* **TASK DIRECTIONS**: Make an exact copy of all the records.

* **DATASET RECORDS**:

※

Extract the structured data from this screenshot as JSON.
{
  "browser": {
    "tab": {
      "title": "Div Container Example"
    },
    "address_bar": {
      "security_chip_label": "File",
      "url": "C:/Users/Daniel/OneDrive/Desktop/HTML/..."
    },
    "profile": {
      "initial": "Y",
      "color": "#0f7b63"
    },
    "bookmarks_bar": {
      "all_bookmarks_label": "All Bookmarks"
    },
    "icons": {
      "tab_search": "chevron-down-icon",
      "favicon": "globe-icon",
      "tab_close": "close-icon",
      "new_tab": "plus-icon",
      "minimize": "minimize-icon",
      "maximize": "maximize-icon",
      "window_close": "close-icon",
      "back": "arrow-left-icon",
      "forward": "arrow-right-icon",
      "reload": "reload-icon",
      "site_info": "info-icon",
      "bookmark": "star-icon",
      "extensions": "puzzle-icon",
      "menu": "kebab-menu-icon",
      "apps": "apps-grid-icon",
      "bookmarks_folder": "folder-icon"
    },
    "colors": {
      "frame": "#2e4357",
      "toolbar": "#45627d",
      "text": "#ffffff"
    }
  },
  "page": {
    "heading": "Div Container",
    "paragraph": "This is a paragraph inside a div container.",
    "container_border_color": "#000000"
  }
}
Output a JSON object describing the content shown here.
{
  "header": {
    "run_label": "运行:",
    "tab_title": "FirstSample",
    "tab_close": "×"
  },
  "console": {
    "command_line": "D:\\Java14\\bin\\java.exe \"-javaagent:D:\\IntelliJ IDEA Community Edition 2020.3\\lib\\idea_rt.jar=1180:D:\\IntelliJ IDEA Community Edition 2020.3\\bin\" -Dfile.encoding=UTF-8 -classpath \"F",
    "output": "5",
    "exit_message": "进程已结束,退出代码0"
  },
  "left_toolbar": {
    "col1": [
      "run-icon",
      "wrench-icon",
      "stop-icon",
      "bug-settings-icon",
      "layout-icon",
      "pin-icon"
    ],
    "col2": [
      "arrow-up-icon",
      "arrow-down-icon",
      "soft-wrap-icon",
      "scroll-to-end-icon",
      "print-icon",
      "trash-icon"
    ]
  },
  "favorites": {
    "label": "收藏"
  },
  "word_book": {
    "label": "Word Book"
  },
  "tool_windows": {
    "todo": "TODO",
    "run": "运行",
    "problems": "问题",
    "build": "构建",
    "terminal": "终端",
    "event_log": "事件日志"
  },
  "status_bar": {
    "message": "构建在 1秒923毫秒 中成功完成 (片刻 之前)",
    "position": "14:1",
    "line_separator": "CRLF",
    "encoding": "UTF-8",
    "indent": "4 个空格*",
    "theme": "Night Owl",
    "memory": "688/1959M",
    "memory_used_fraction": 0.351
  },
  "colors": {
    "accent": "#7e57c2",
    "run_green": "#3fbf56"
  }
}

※

* **RESPONSE TO THE EXERCISE**:
Extract the structured data from this screenshot as JSON.
{
  "browser": {
    "tab": {
      "title": "Div Container Example"
    },
    "address_bar": {
      "security_chip_label": "File",
      "url": "C:/Users/Daniel/OneDrive/Desktop/HTML/..."
    },
    "profile": {
      "initial": "Y",
      "color": "#0f7b63"
    },
    "bookmarks_bar": {
      "all_bookmarks_label": "All Bookmarks"
    },
    "icons": {
      "tab_search": "chevron-down-icon",
      "favicon": "globe-icon",
      "tab_close": "close-icon",
      "new_tab": "plus-icon",
      "minimize": "minimize-icon",
      "maximize": "maximize-icon",
      "window_close": "close-icon",
      "back": "arrow-left-icon",
      "forward": "arrow-right-icon",
      "reload": "reload-icon",
      "site_info": "info-icon",
      "bookmark": "star-icon",
      "extensions": "puzzle-icon",
      "menu": "kebab-menu-icon",
      "apps": "apps-grid-icon",
      "bookmarks_folder": "folder-icon"
    },
    "colors": {
      "frame": "#2e4357",
      "toolbar": "#45627d",
      "text": "#ffffff"
    }
  },
  "page": {
    "heading": "Div Container",
    "paragraph": "This is a paragraph inside a div container.",
    "container_border_color": "#000000"
  }
}
Output a JSON object describing the content shown here.
{
  "header": {
    "run_label": "运行:",
    "tab_title": "FirstSample",
    "tab_close": "×"
  },
  "console": {
    "command_line": "D:\\Java14\\bin\\java.exe \"-javaagent:D:\\IntelliJ IDEA Community Edition 2020.3\\lib\\idea_rt.jar=1180:D:\\IntelliJ IDEA Community Edition 2020.3\\bin\" -Dfile.encoding=UTF-8 -classpath \"F",
    "output": "5",
    "exit_message": "进程已结束,退出代码0"
  },
  "left_toolbar": {
    "col1": [
      "run-icon",
      "wrench-icon",
      "stop-icon",
      "bug-settings-icon",
      "layout-icon",
      "pin-icon"
    ],
    "col2": [
      "arrow-up-icon",
      "arrow-down-icon",
      "soft-wrap-icon",
      "scroll-to-end-icon",
      "print-icon",
      "trash-icon"
    ]
  },
  "favorites": {
    "label": "收藏"
  },
  "word_book": {
    "label": "Word Book"
  },
  "tool_windows": {
    "todo": "TODO",
    "run": "运行",
    "problems": "问题",
    "build": "构建",
    "terminal": "终端",
    "event_log": "事件日志"
  },
  "status_bar": {
    "message": "构建在 1秒923毫秒 中成功完成 (片刻 之前)",
    "position": "14:1",
    "line_separator": "CRLF",
    "encoding": "UTF-8",
    "indent": "4 个空格*",
    "theme": "Night Owl",
    "memory": "688/1959M",
    "memory_used_fraction": 0.351
  },
  "colors": {
    "accent": "#7e57c2",
    "run_green": "#3fbf56"
  }
}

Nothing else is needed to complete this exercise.